_Records to process_
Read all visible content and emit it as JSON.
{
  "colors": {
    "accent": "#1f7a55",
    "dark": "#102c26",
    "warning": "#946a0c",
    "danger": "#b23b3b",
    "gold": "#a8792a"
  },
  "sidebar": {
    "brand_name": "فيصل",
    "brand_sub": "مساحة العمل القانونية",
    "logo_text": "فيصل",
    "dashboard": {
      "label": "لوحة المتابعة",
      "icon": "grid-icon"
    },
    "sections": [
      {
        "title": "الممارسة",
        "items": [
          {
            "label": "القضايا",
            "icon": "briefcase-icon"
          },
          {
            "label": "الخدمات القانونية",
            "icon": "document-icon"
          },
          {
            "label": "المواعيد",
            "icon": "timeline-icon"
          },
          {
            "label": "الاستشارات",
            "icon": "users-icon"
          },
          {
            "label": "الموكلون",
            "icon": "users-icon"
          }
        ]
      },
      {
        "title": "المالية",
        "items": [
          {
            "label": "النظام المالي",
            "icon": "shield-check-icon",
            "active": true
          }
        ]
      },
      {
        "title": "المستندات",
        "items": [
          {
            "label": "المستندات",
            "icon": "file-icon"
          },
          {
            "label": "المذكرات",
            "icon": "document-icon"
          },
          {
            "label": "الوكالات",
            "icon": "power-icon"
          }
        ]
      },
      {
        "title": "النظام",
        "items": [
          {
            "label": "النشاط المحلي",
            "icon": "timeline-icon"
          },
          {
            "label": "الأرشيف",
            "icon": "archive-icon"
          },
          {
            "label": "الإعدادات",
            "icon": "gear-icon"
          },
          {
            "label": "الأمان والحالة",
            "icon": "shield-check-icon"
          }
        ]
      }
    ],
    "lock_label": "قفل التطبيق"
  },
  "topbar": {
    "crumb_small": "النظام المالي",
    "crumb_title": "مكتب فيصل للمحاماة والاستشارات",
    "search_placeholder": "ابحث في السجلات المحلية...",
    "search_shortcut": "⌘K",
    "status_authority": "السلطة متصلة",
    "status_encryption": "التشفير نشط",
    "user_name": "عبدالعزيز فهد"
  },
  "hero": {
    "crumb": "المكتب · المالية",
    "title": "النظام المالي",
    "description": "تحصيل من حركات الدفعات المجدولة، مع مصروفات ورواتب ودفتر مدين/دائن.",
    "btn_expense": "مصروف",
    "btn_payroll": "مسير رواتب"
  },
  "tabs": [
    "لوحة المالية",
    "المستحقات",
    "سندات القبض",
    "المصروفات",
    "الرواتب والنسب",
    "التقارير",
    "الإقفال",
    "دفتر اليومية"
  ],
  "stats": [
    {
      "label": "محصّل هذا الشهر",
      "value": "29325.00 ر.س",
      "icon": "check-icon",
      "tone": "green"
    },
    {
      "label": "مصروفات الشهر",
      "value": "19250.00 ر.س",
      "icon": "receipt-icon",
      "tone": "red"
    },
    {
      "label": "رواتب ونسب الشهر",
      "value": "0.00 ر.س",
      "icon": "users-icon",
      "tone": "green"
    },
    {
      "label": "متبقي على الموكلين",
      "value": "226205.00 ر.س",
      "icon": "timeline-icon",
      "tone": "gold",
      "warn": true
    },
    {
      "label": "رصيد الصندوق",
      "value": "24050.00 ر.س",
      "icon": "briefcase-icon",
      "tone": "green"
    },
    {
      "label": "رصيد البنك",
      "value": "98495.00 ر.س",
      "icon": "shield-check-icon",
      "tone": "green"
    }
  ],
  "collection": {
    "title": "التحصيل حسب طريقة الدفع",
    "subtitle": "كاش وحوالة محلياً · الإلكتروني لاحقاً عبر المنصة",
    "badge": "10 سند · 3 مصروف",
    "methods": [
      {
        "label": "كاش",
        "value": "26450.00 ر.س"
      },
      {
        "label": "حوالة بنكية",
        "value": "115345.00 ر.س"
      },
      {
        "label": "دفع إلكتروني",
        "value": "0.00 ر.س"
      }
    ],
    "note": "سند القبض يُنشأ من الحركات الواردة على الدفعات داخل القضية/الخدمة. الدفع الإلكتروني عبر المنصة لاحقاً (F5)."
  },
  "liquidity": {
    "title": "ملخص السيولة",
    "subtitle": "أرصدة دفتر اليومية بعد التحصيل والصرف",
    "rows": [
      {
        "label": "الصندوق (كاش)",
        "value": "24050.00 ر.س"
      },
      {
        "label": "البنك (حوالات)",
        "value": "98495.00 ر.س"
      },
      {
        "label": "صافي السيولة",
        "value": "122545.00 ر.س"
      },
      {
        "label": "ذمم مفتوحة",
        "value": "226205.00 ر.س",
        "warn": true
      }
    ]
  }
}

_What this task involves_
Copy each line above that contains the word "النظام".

_Response_
            "label": "النظام المالي",
        "title": "النظام",
    "crumb_small": "النظام المالي",
    "title": "النظام المالي",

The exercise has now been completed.